Our validation programmes are aimed at answering three major questions. First of all: is there a business in my research or in my concept? Often, people have an idea, but they don't know yet whether there is market potential for that idea. That is where we come in. We go through a number of steps to find out whether the customer exists, whether the problem exists and whether you can indeed bring a solution to that customer for that problem. And get paid for it too.
The second question we answer is: is entrepreneurship for me? Many people may have a too romantic image of entrepreneurship - or a scary, fearful one. So the period you go through the programme is also about finding out if entrepreneurship suits you as a person. Maybe you once started as an academic, and now you want to discover whether there is also an entrepreneur inside you.

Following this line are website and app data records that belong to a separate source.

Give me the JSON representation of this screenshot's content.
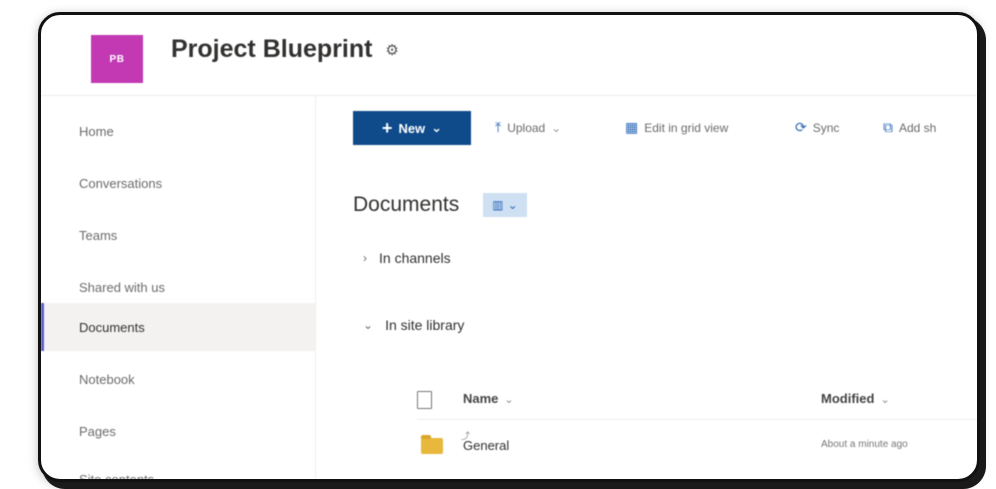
{
  "site": {
    "logo_initials": "PB",
    "title": "Project Blueprint",
    "settings_icon": "settings-icon"
  },
  "nav": {
    "items": [
      {
        "label": "Home"
      },
      {
        "label": "Conversations"
      },
      {
        "label": "Teams"
      },
      {
        "label": "Shared with us"
      },
      {
        "label": "Documents",
        "selected": true
      },
      {
        "label": "Notebook"
      },
      {
        "label": "Pages"
      },
      {
        "label": "Site contents"
      }
    ]
  },
  "commandbar": {
    "new_label": "New",
    "upload_label": "Upload",
    "grid_label": "Edit in grid view",
    "sync_label": "Sync",
    "add_shortcut_label": "Add sh"
  },
  "documents": {
    "title": "Documents",
    "sections": [
      {
        "label": "In channels",
        "expanded": false
      },
      {
        "label": "In site library",
        "expanded": true
      }
    ],
    "columns": {
      "name": "Name",
      "modified": "Modified"
    },
    "rows": [
      {
        "name": "General",
        "modified": "About a minute ago",
        "icon": "folder-icon"
      }
    ]
  },
  "colors": {
    "logo_bg": "#c239b3",
    "new_button_bg": "#0f4a8a",
    "accent": "#2b66b6",
    "folder": "#e8b83c"
  }
}
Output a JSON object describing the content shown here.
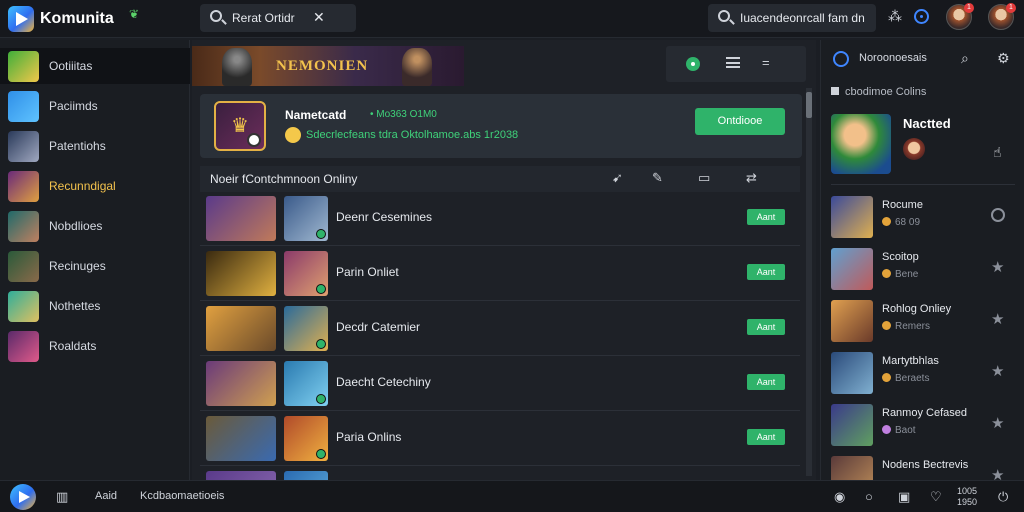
{
  "app": {
    "title": "Komunita"
  },
  "topbar": {
    "search_left_text": "Rerat Ortidr",
    "search_right_text": "Iuacendeonrcall fam dn",
    "avatar1_badge": "1",
    "avatar2_badge": "1"
  },
  "sidebar": {
    "items": [
      {
        "label": "Ootiiitas",
        "icon": "game-icon",
        "active": true
      },
      {
        "label": "Paciimds",
        "icon": "game-icon"
      },
      {
        "label": "Patentiohs",
        "icon": "game-icon"
      },
      {
        "label": "Recunndigal",
        "icon": "game-icon"
      },
      {
        "label": "Nobdlioes",
        "icon": "game-icon"
      },
      {
        "label": "Recinuges",
        "icon": "game-icon"
      },
      {
        "label": "Nothettes",
        "icon": "game-icon"
      },
      {
        "label": "Roaldats",
        "icon": "game-icon"
      }
    ]
  },
  "main": {
    "banner_text": "NEMONIEN",
    "featured": {
      "title": "Nametcatd",
      "meta": "• Mo363 O1M0",
      "subtitle": "Sdecrlecfeans tdra Oktolhamoe.abs 1r2038",
      "button_label": "Ontdiooe"
    },
    "list_title": "Noeir fContchmnoon Onliny",
    "rows": [
      {
        "title": "Deenr Cesemines",
        "button": "Aant"
      },
      {
        "title": "Parin Onliet",
        "button": "Aant"
      },
      {
        "title": "Decdr Catemier",
        "button": "Aant"
      },
      {
        "title": "Daecht Cetechiny",
        "button": "Aant"
      },
      {
        "title": "Paria Onlins",
        "button": "Aant"
      }
    ]
  },
  "right": {
    "title": "Noroonoesais",
    "section_label": "cbodimoe Colins",
    "featured_name": "Nactted",
    "items": [
      {
        "name": "Rocume",
        "sub": "68 09",
        "icon": "clock-icon"
      },
      {
        "name": "Scoitop",
        "sub": "Bene",
        "icon": "star-icon"
      },
      {
        "name": "Rohlog Onliey",
        "sub": "Remers",
        "icon": "star-icon"
      },
      {
        "name": "Martytbhlas",
        "sub": "Beraets",
        "icon": "star-icon"
      },
      {
        "name": "Ranmoy Cefased",
        "sub": "Baot",
        "icon": "star-icon"
      },
      {
        "name": "Nodens Bectrevis",
        "sub": "",
        "icon": "star-icon"
      }
    ]
  },
  "bottombar": {
    "label1": "Aaid",
    "label2": "Kcdbaomaetioeis",
    "time_line1": "1005",
    "time_line2": "1950"
  },
  "colors": {
    "accent_green": "#2fb36a",
    "accent_blue": "#3f86ff",
    "gold": "#f3c24d",
    "background": "#1b1e24"
  }
}
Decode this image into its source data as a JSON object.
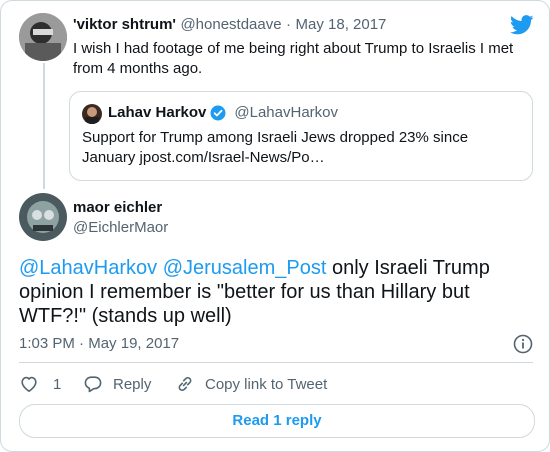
{
  "first_tweet": {
    "display_name": "'viktor shtrum'",
    "handle": "@honestdaave",
    "separator": "·",
    "date": "May 18, 2017",
    "text": "I wish I had footage of me being right about Trump to Israelis I met from 4 months ago."
  },
  "quoted_tweet": {
    "display_name": "Lahav Harkov",
    "handle": "@LahavHarkov",
    "text": "Support for Trump among Israeli Jews dropped 23% since January jpost.com/Israel-News/Po…"
  },
  "main_tweet": {
    "display_name": "maor eichler",
    "handle": "@EichlerMaor",
    "mention_1": "@LahavHarkov",
    "mention_2": "@Jerusalem_Post",
    "body": "only Israeli Trump opinion I remember is \"better for us than Hillary but WTF?!\" (stands up well)",
    "time": "1:03 PM",
    "separator": "·",
    "date": "May 19, 2017"
  },
  "actions": {
    "like_count": "1",
    "reply_label": "Reply",
    "copy_link_label": "Copy link to Tweet"
  },
  "read_replies_label": "Read 1 reply",
  "colors": {
    "accent": "#1d9bf0",
    "text": "#0f1419",
    "muted": "#536471",
    "border": "#cfd9de"
  },
  "icons": [
    "twitter-bird-icon",
    "verified-badge-icon",
    "info-icon",
    "heart-icon",
    "reply-icon",
    "link-icon"
  ]
}
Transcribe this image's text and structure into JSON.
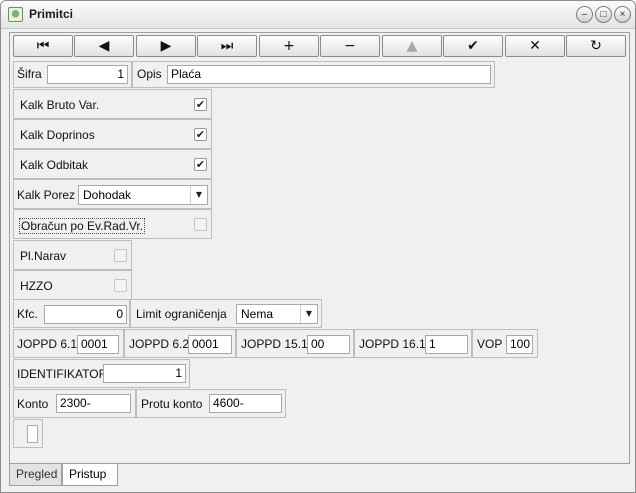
{
  "window": {
    "title": "Primitci",
    "controls": {
      "minimize": "–",
      "maximize": "□",
      "close": "×"
    }
  },
  "toolbar": {
    "first": "⏮",
    "prev": "◀",
    "next": "▶",
    "last": "⏭",
    "add": "+",
    "delete": "−",
    "edit": "▲",
    "save": "✔",
    "cancel": "✕",
    "refresh": "↻"
  },
  "form": {
    "sifra": {
      "label": "Šifra",
      "value": "1"
    },
    "opis": {
      "label": "Opis",
      "value": "Plaća"
    },
    "kalk_bruto_var": {
      "label": "Kalk Bruto Var.",
      "checked": true,
      "mark": "✔"
    },
    "kalk_doprinos": {
      "label": "Kalk Doprinos",
      "checked": true,
      "mark": "✔"
    },
    "kalk_odbitak": {
      "label": "Kalk Odbitak",
      "checked": true,
      "mark": "✔"
    },
    "kalk_porez": {
      "label": "Kalk Porez",
      "value": "Dohodak",
      "arrow": "▼"
    },
    "obracun_ev": {
      "label": "Obračun po Ev.Rad.Vr.",
      "checked": false
    },
    "pl_narav": {
      "label": "Pl.Narav",
      "checked": false
    },
    "hzzo": {
      "label": "HZZO",
      "checked": false
    },
    "kfc": {
      "label": "Kfc.",
      "value": "0"
    },
    "limit": {
      "label": "Limit ograničenja",
      "value": "Nema",
      "arrow": "▼"
    },
    "joppd61": {
      "label": "JOPPD 6.1",
      "value": "0001"
    },
    "joppd62": {
      "label": "JOPPD 6.2",
      "value": "0001"
    },
    "joppd151": {
      "label": "JOPPD 15.1",
      "value": "00"
    },
    "joppd161": {
      "label": "JOPPD 16.1",
      "value": "1"
    },
    "vop": {
      "label": "VOP",
      "value": "100"
    },
    "identifikator": {
      "label": "IDENTIFIKATOR",
      "value": "1"
    },
    "konto": {
      "label": "Konto",
      "value": "2300-"
    },
    "protu_konto": {
      "label": "Protu konto",
      "value": "4600-"
    }
  },
  "tabs": [
    {
      "label": "Pregled",
      "active": false
    },
    {
      "label": "Pristup",
      "active": true
    }
  ],
  "colors": {
    "window_bg": "#f0f0f0",
    "field_bg": "#ffffff",
    "border": "#a9a9a9"
  }
}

The third question is: do I have all the skills I need to start a business? Think about marketing, sales, funding and finance, but also team building, interviewing clients and pitching. All these subjects are covered. In addition, you get a regular startup coach, someone who has coached over fifty startups and who helps you stay on the right track. In addition, we have this group of mentors and you have a community of other entrepreneurs around you.
What happens when people complete a programme?
Often a startup that starts a programme with us rents an office or a desk here for a day or a few days a week, to really be present in that entrepreneurial environment. After the programme, many startups stay for one or two years, because by then they know whether they will succeed in getting the company off the ground.
If it doesn't, they stop, move on to the next concept or go back to academia. If it succeeds, and most of them do, they often become too big for us, because we can only accommodate startups with up to seven or eight people. They then often move to a larger place in the Utrecht Science Park or to the city centre. On average, I think a startup stays with us for 18 to 24 months.
When can a researcher or student come to UtrechtInc?
I always enjoy talking to a researcher or student and I can actually tell quite quickly what stage someone is at, and whether it is interesting to look at participating in the programme. Sometimes you are too early, in some cases you are too late. But if you have doubts about whether your product would be suitable to run in a startup incubator, we can figure that out in fifteen minutes when we have a cup of coffee together, and that is always possible.
UtrechtInc is housed in the Hugo R. Kruyt building at Utrecht Science Park. Send Stefan an email to arrange a meeting or apply for a tour of the incubator during Meet UtrechtInc (every last Friday of the month).
Meet the startups
Are you curious about the startups at Utrecht Science Park and looking for an internship or (side) job at an Utrecht-based startup? On March 31, UtrechtInc hosts Meet Your Co-founder, a matching event for startups and talented students, researchers and alumni.